Brussels, 13 March 2009
Making Europe the world leader in ICT is the goal of the new strategy proposed today by the European Commission. Today Europe represents 34% of the global information and communication technologies (ICT) market, and its value is growing by 4% per year. However, the value added produced by the EU's ICT sector amounts to only 23% of the total, because both Europe's market and research efforts are fragmented. As a result, Europe is lagging behind its global competitors in ICT research and in the production of innovative ICT-based products and services. The strategy proposed calls on Member States and industry to pool resources and work together more in ICT research and innovation. The strategy also proposes showcase ICT innovation projects to deliver modern services infrastructures in areas like healthcare and energy efficiency.
"For decades to come, ICT will underpin the competitiveness of our economy, the efficiency of our public services and our quality of life. Europe represents the largest share of the world's ICT market. Our economic performance and jobs depend on these technologies. Our task is to make sure that Europe is well-equipped to harness the potential of technologies like the internet or mobile phones. This means taking concrete steps to ensure that Europe takes pole position to shape and benefit from ICT developments," said Viviane Reding, EU Commissioner for Information Society and Media. "That’s why the Commission is proposing steps to seize the opportunities of new developments such as the Future Internet, web-based services and nanoelectronics. These are key in spurring economic upturn. If Europe wants to be ambitious and take the lead, we should double both private and public investments in ICT research by 2020."
ICT represents 12 million jobs in Europe and the ICT sector represents 6% of EU GDP. The sector is driving innovation and competitiveness in all sectors of the economy. But there is an important gap between what Europe produces and what it consumes in this knowledge-intensive field.
EU investment in strengthening its capacity to research, develop and market innovative ICT is not only smaller than its competitors but also heavily fragmented.

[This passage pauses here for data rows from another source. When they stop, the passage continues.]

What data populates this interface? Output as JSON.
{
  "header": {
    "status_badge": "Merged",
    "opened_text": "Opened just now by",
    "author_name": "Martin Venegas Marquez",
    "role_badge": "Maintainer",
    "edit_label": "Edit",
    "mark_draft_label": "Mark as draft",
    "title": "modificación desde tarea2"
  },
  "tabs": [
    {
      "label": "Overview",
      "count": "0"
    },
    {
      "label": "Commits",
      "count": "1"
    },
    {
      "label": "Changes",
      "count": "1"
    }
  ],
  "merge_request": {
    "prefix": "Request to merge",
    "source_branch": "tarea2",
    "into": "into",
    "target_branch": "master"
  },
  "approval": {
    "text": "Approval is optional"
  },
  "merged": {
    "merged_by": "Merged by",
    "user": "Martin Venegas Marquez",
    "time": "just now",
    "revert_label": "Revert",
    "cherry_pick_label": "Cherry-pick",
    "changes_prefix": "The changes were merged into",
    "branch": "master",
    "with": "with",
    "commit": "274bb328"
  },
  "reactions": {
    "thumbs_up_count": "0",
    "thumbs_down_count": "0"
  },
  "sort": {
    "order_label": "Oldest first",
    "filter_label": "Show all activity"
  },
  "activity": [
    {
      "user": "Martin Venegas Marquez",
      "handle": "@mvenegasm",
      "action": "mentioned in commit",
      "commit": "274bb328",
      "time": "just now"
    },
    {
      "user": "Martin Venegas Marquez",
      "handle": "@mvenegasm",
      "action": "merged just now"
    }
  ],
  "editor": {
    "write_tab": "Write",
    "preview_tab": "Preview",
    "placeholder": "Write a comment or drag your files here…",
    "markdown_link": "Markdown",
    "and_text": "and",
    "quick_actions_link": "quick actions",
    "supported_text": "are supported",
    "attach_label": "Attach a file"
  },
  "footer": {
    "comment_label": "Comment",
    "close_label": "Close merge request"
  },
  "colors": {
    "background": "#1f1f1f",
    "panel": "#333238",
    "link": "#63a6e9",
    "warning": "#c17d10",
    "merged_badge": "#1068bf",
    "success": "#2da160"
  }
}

Public and private investment in ICT research in Europe is less than half that of the US and the EU attracts five times less venture capital than the US.
The new ICT Research and Innovation Strategy put forward by the Commission today proposes to mobilise resources for three interlinked paths of action:
Today's communication forms part of the preparations for a European plan for innovation and research as called for by the European Council in December 2008. It is also part of the Commission's response to the recommendations of the Aho Panel's evaluation of ICT research and development in the EU's overall research programme (IP/08/1288, MEMO/08/430).
The proposed strategy builds on several existing initiatives and actions, in particular the i2010 ICT policy framework, the broad-based EU innovation strategy and the initiatives launched in the framework of the European Research Area related to ICT
It follows a public consultation, launched in September 2008, on a European research and innovation strategy for ICT (IP/08/1287).
The full text of the Communication can be found on:
The accompanying Commission Staff Working Paper can be found on: